:: TASK REQUIREMENTS ::
For the records below, tally every line that has the word "translate" and reply with the number alone.

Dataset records
"""
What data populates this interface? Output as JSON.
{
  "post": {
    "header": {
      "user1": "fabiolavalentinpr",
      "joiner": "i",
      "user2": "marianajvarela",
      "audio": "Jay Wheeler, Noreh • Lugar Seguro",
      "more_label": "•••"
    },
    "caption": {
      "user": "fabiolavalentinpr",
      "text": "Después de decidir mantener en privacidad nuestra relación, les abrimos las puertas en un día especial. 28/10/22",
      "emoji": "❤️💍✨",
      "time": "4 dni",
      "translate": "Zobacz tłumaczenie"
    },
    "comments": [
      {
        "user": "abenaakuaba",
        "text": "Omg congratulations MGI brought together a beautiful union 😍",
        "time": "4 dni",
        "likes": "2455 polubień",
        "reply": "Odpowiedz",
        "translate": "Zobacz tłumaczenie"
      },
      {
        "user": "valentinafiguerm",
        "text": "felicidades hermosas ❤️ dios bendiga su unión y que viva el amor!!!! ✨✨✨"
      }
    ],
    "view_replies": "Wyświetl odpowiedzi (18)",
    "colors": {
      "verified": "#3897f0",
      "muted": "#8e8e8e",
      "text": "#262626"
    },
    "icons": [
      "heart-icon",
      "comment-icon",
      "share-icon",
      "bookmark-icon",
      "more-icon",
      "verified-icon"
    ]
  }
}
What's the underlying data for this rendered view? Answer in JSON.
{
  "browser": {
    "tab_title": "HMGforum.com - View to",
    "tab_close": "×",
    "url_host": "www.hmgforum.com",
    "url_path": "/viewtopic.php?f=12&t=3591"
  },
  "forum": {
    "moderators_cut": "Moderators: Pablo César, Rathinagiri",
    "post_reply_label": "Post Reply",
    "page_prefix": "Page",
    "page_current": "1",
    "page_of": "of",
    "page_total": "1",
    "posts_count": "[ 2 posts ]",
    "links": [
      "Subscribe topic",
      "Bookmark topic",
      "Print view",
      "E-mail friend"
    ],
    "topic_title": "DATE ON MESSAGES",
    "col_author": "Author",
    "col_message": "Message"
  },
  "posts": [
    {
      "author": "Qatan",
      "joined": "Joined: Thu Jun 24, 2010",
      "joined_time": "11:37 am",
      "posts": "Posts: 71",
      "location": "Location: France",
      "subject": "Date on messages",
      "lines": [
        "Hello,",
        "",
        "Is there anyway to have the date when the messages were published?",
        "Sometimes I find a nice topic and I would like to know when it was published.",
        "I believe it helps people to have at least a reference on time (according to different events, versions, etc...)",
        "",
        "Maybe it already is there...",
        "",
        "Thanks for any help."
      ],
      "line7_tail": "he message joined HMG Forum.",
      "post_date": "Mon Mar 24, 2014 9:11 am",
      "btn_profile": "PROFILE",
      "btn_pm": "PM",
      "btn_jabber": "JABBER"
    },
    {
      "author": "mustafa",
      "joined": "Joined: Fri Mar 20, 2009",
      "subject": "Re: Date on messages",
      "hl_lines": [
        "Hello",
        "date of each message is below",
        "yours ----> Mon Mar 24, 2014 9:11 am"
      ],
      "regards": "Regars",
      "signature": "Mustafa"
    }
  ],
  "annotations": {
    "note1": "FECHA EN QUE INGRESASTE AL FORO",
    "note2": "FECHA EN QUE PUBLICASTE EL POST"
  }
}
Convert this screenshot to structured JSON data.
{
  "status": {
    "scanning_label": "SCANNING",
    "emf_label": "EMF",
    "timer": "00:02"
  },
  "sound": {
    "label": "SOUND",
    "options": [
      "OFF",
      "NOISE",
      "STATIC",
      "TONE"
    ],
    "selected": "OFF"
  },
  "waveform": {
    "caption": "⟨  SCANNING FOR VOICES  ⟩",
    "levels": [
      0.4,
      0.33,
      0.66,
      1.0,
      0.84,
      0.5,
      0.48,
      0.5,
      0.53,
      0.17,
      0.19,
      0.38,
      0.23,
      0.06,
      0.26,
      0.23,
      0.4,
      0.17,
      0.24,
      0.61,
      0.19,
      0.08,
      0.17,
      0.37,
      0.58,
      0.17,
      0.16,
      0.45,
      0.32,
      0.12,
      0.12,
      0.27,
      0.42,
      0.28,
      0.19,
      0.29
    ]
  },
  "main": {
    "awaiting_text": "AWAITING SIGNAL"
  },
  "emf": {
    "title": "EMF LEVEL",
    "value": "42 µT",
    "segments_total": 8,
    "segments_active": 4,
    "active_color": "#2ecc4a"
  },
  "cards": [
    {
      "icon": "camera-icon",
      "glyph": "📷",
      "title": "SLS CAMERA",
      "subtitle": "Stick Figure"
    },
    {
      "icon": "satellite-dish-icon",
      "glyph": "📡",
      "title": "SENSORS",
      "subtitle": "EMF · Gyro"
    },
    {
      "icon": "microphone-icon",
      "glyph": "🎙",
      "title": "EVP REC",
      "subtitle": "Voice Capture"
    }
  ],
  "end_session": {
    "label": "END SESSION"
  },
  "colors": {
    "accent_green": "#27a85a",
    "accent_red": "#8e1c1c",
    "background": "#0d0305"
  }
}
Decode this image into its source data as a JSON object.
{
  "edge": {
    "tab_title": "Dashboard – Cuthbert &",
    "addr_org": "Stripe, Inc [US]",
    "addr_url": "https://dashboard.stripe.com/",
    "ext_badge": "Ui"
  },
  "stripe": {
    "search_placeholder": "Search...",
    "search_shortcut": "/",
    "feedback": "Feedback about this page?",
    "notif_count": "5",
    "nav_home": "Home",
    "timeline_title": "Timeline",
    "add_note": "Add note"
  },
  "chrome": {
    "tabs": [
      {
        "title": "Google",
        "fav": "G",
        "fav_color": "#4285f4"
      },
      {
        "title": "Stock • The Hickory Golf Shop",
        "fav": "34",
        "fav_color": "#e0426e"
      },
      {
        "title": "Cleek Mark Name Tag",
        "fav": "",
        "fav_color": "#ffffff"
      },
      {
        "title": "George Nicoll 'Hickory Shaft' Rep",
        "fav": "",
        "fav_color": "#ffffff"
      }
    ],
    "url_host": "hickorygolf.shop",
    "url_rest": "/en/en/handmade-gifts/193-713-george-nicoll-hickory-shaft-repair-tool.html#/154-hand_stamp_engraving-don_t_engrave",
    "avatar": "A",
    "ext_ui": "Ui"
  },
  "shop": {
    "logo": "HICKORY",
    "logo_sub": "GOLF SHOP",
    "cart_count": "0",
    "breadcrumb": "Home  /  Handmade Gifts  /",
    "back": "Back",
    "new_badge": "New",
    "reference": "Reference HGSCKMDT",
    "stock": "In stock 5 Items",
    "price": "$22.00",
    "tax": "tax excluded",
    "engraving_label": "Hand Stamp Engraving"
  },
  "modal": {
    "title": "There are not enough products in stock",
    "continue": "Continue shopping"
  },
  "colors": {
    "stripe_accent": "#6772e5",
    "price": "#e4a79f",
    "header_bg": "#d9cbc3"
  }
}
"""
:: COMPLETED EXERCISE ::
2